First I sulked. Then I marched, and marveled. I sulked because, as a feminist, I would have hoped that someone involved in planning the Women’s March on Washington on Jan. 21 might have considered Jewish women who would not travel to the nation’s capital on Shabbat and perhaps postponed the event for a day. (Few observant women have anonymous rabbis to offer Shabbat dispensations, as Ivanka Trump and Jared Kushner do.) True, a small number of women managed to fly a day early and spend Shabbat at someone’s home. For most, however, the logistics, difficult enough to begin with, were just too mind-boggling to contemplate. “Why are we the only minority nobody is thinking about?” I complained.
Then I learned about the march in New York and other cities around the world, and the complaints eased. Just as well: let the message stream from all quarters; the impact be global. Because I live on the Upper East Side, it made no sense to participate in the organized Upper West Side walk of thousands that moved along Broadway toward Fifth Avenue. Instead, after services that Shabbat morning, another congregant and I walked from our synagogue in the East 80s, down Park Avenue to Trump Tower near 57th Street and Fifth. Along the way we met women coming and going. “It’s total gridlock,” one called out exuberantly, “isn’t that wonderful?” It was wonderful. As we got close, we melded into the marching mobs. Pink hats were everywhere. Signs proclaimed “We the People” or “Women’s Rights are Human Rights” and other slogans.
When we found a building ledge to rest on for a moment, a woman about our age joined us and said, “I feel secure seeing you here.” That was understandable. She had come alone and although there were plenty of other grandmothers like us around, the vast majority of the marchers were young people: mothers with children; teenagers; young adults; and women — and men — in their 30s and 40s. That woman may have felt a little overwhelmed. Yet the makeup of the crowd was the glory of the day. The march belonged to the young; they were deeply engaged, incensed at the president’s attitude toward women, toward refugees, toward healthcare. Their engagement is not a passing fancy. As White House outrages mount — disputes with Mexico, anti-immigration decrees, “alternative facts” — young voices continue to be heard. These people are involved in today’s battles much as previous generations were involved in civil rights, the Vietnam War or second-wave feminism.
Their voices matter and they won’t back down. I had the same feeling a week earlier in a much different setting, when I attended the ninth international conference of JOFA (Jewish Orthodox Feminist Alliance). Although I’m a committed member of the Conservative movement, I have been to every JOFA conference from the group’s beginnings — they are now held every three years — and written about every one of them. It’s been fascinating to follow the unfolding of feminism within Orthodoxy. At times I felt these women were reinventing the wheel, rehashing rabbinic sources we in the Conservative community had uncovered as we sought to expand women’s religious rights, yet ignoring our scholarship and struggles. More recently I’ve recognized the fact that to establish legitimacy within their community they needed to pursue their own paths, even if, in the end, their conclusions overlapped with ours.

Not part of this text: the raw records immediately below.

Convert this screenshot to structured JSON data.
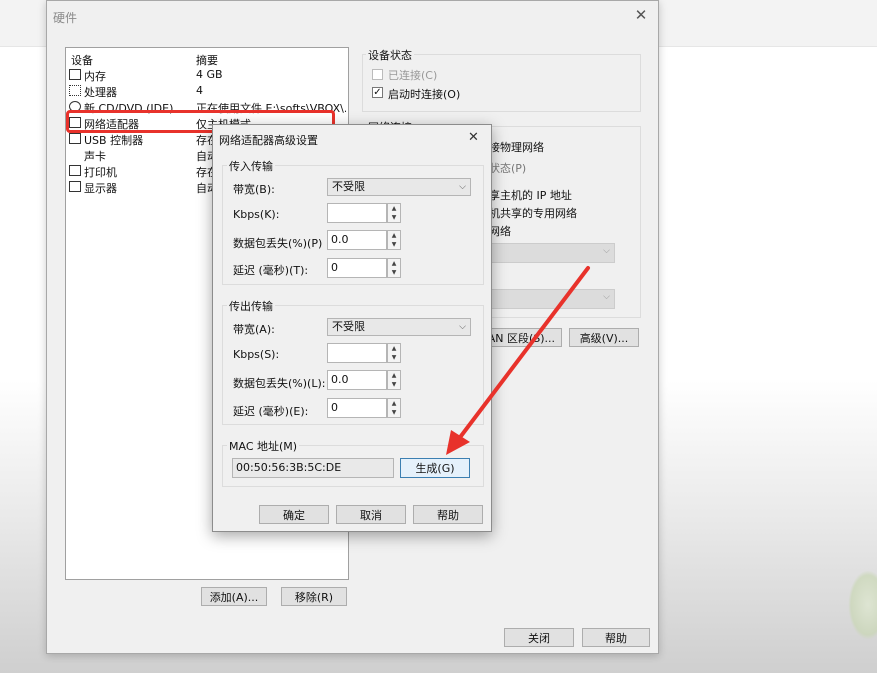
{
  "window": {
    "title": "硬件",
    "close_glyph": "✕",
    "device_col_header": "设备",
    "summary_col_header": "摘要",
    "devices": [
      {
        "name": "内存",
        "summary": "4 GB",
        "icon": "memory-icon"
      },
      {
        "name": "处理器",
        "summary": "4",
        "icon": "cpu-icon"
      },
      {
        "name": "新 CD/DVD (IDE)",
        "summary": "正在使用文件 E:\\softs\\VBOX\\...",
        "icon": "cd-icon"
      },
      {
        "name": "网络适配器",
        "summary": "仅主机模式",
        "icon": "network-icon"
      },
      {
        "name": "USB 控制器",
        "summary": "存在",
        "icon": "usb-icon"
      },
      {
        "name": "声卡",
        "summary": "自动",
        "icon": "sound-icon"
      },
      {
        "name": "打印机",
        "summary": "存在",
        "icon": "printer-icon"
      },
      {
        "name": "显示器",
        "summary": "自动",
        "icon": "display-icon"
      }
    ],
    "add_button": "添加(A)...",
    "remove_button": "移除(R)",
    "close_button": "关闭",
    "help_button": "帮助"
  },
  "device_status": {
    "group_label": "设备状态",
    "connected": "已连接(C)",
    "connect_at_power_on": "启动时连接(O)"
  },
  "network_connection": {
    "group_label": "网络连接",
    "line1": "接物理网络",
    "line2": "状态(P)",
    "line3": "享主机的 IP 地址",
    "line4": "机共享的专用网络",
    "line5": "网络",
    "lan_segments_button": "LAN 区段(S)...",
    "advanced_button": "高级(V)..."
  },
  "dialog": {
    "title": "网络适配器高级设置",
    "close_glyph": "✕",
    "incoming": {
      "group_label": "传入传输",
      "bandwidth_label": "带宽(B):",
      "bandwidth_value": "不受限",
      "kbps_label": "Kbps(K):",
      "kbps_value": "",
      "loss_label": "数据包丢失(%)(P)",
      "loss_value": "0.0",
      "latency_label": "延迟 (毫秒)(T):",
      "latency_value": "0"
    },
    "outgoing": {
      "group_label": "传出传输",
      "bandwidth_label": "带宽(A):",
      "bandwidth_value": "不受限",
      "kbps_label": "Kbps(S):",
      "kbps_value": "",
      "loss_label": "数据包丢失(%)(L):",
      "loss_value": "0.0",
      "latency_label": "延迟 (毫秒)(E):",
      "latency_value": "0"
    },
    "mac": {
      "group_label": "MAC 地址(M)",
      "value": "00:50:56:3B:5C:DE",
      "generate_button": "生成(G)"
    },
    "ok_button": "确定",
    "cancel_button": "取消",
    "help_button": "帮助"
  },
  "annotation_color": "#e8322b"
}
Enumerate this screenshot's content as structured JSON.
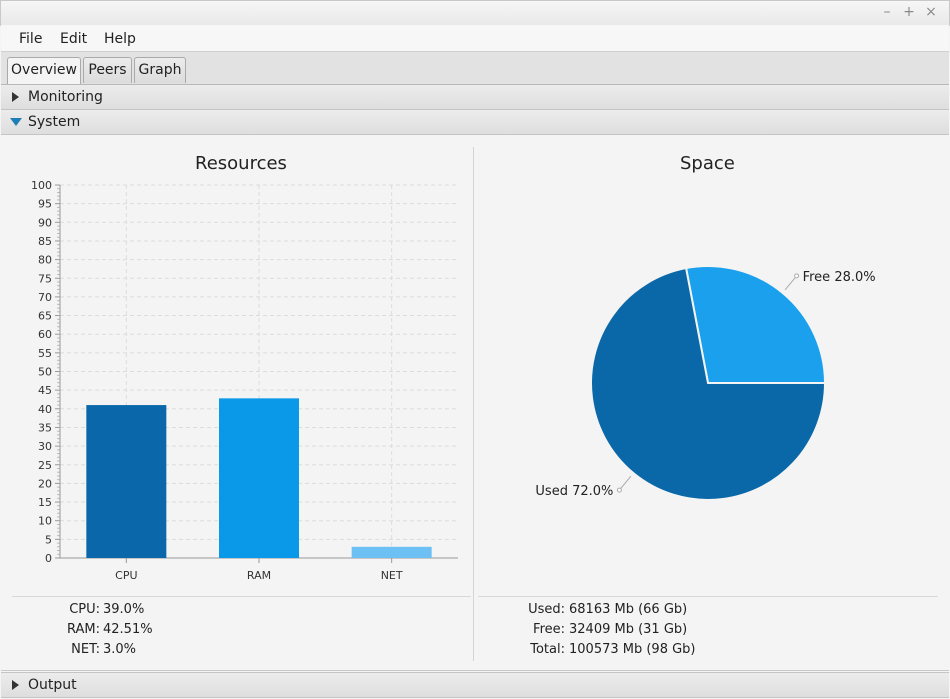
{
  "window": {
    "minimize_glyph": "–",
    "maximize_glyph": "+",
    "close_glyph": "×"
  },
  "menu": {
    "items": [
      "File",
      "Edit",
      "Help"
    ]
  },
  "tabs": [
    {
      "label": "Overview",
      "active": true
    },
    {
      "label": "Peers",
      "active": false
    },
    {
      "label": "Graph",
      "active": false
    }
  ],
  "sections": {
    "monitoring": {
      "label": "Monitoring",
      "expanded": false
    },
    "system": {
      "label": "System",
      "expanded": true
    },
    "output": {
      "label": "Output",
      "expanded": false
    }
  },
  "resources": {
    "stats": [
      {
        "label": "CPU:",
        "value": "39.0%"
      },
      {
        "label": "RAM:",
        "value": "42.51%"
      },
      {
        "label": "NET:",
        "value": "3.0%"
      }
    ]
  },
  "space": {
    "stats": [
      {
        "label": "Used:",
        "value": "68163 Mb (66 Gb)"
      },
      {
        "label": "Free:",
        "value": "32409 Mb (31 Gb)"
      },
      {
        "label": "Total:",
        "value": "100573 Mb (98 Gb)"
      }
    ]
  },
  "colors": {
    "cpu_bar": "#0a68aa",
    "ram_bar": "#0a98e8",
    "net_bar": "#6cc0f4",
    "pie_used": "#0a68a8",
    "pie_free": "#1aa0ec"
  },
  "chart_data": [
    {
      "type": "bar",
      "title": "Resources",
      "categories": [
        "CPU",
        "RAM",
        "NET"
      ],
      "values": [
        41,
        42.8,
        3
      ],
      "ylim": [
        0,
        100
      ],
      "ytick_step": 5,
      "grid": true,
      "legend": "none"
    },
    {
      "type": "pie",
      "title": "Space",
      "slices": [
        {
          "label": "Free 28.0%",
          "value": 28.0
        },
        {
          "label": "Used 72.0%",
          "value": 72.0
        }
      ],
      "legend": "none"
    }
  ]
}
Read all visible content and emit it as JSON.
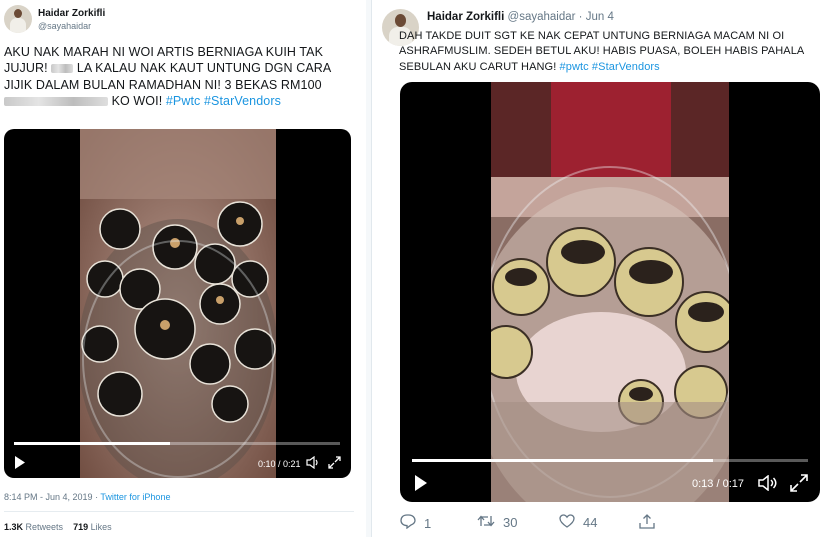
{
  "left_tweet": {
    "author_name": "Haidar Zorkifli",
    "author_handle": "@sayahaidar",
    "text_line1": "AKU NAK MARAH NI WOI ARTIS BERNIAGA KUIH TAK",
    "text_line2a": "JUJUR!",
    "text_line2b": "LA KALAU NAK KAUT UNTUNG DGN CARA",
    "text_line3": "JIJIK DALAM BULAN RAMADHAN NI! 3 BEKAS RM100",
    "text_line4a": "KO WOI!",
    "hashtag1": "#Pwtc",
    "hashtag2": "#StarVendors",
    "video": {
      "time": "0:10 / 0:21",
      "progress": 0.48
    },
    "timestamp": "8:14 PM - Jun 4, 2019",
    "separator": "·",
    "source": "Twitter for iPhone",
    "retweets_count": "1.3K",
    "retweets_label": "Retweets",
    "likes_count": "719",
    "likes_label": "Likes"
  },
  "right_tweet": {
    "author_name": "Haidar Zorkifli",
    "author_handle": "@sayahaidar",
    "separator": "·",
    "date": "Jun 4",
    "text_line1": "DAH TAKDE DUIT SGT KE NAK CEPAT UNTUNG BERNIAGA MACAM NI OI",
    "text_line2": "ASHRAFMUSLIM. SEDEH BETUL AKU! HABIS PUASA, BOLEH HABIS PAHALA",
    "text_line3": "SEBULAN AKU CARUT HANG!",
    "hashtag1": "#pwtc",
    "hashtag2": "#StarVendors",
    "video": {
      "time": "0:13 / 0:17",
      "progress": 0.76
    },
    "actions": {
      "reply_count": "1",
      "retweet_count": "30",
      "like_count": "44"
    }
  },
  "colors": {
    "link": "#1b95e0",
    "muted": "#657786",
    "text": "#14171a"
  },
  "icons": [
    "play-icon",
    "volume-icon",
    "fullscreen-icon",
    "reply-icon",
    "retweet-icon",
    "like-icon",
    "share-icon"
  ]
}
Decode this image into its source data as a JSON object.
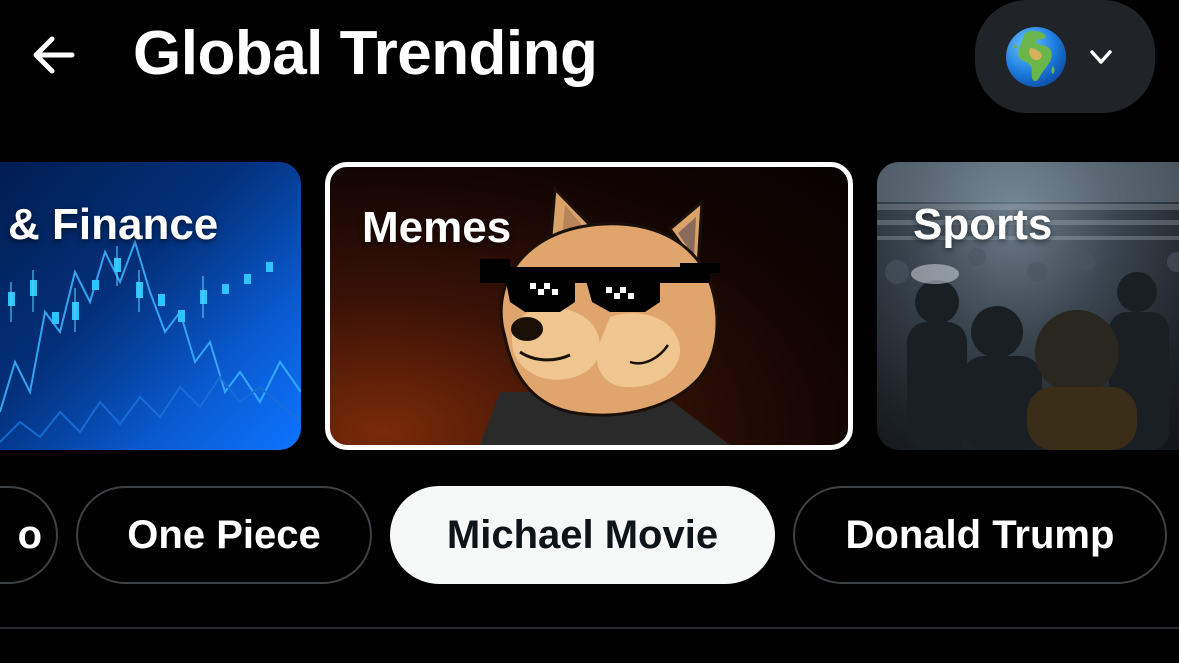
{
  "header": {
    "title": "Global Trending"
  },
  "region": {
    "icon": "globe-africa-europe-icon"
  },
  "categories": [
    {
      "label": "& Finance",
      "selected": false
    },
    {
      "label": "Memes",
      "selected": true
    },
    {
      "label": "Sports",
      "selected": false
    }
  ],
  "topics": [
    {
      "label": "o",
      "selected": false
    },
    {
      "label": "One Piece",
      "selected": false
    },
    {
      "label": "Michael Movie",
      "selected": true
    },
    {
      "label": "Donald Trump",
      "selected": false
    }
  ],
  "colors": {
    "background": "#000000",
    "selected_pill_bg": "#f7f9f9",
    "selected_pill_text": "#0f1419",
    "region_button_bg": "#202327",
    "pill_border": "#3e4144"
  }
}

I remember the first conference 20 years ago. My overall impression then was of married women, many of them mothers with babies whom they nursed while listening — some for the first time — to talk of women’s prayer groups or marriage equality or new rituals. I remember over the years attending obsessive sessions on women’s hair coverings and searching for sessions on women’s Torah study. I remember a preponderance of male rabbis and the women standing as the men entered the room, grateful for whatever support these authorities offered.
And now, at this year’s conference, young women, and a good representation of young men, predominated. The babies of the early days have grown up and taken over. The topic that stood out above all others concerned women’s leadership, with several sessions devoted to women rabbis. More than 20 women in the Orthodox movement now have rabbinic ordination or are studying for the rabbinate. Their title is still open for discussion: only one has accepted the term “rabbi”; others use variations of it, such as “rabba,” or “maharat.” Yet all are members of the Orthodox clergy, with widespread rabbinic responsibilities. Other themes this year included homosexuality, interfaith conversations and sexual abuse. Orthodoxy needs to confront the outside world head-on, this conference made clear, and these women are showing the way, with full confidence in their knowledge and themselves.
In religious life as in politics, young women are on the march. In our worrisome times, that is a cause for much hope.
Francine Klagsbrun’s latest book is “The Fourth Commandment: Remember the Sabbath Day.” Her new biography of Golda Meir will be published in the fall.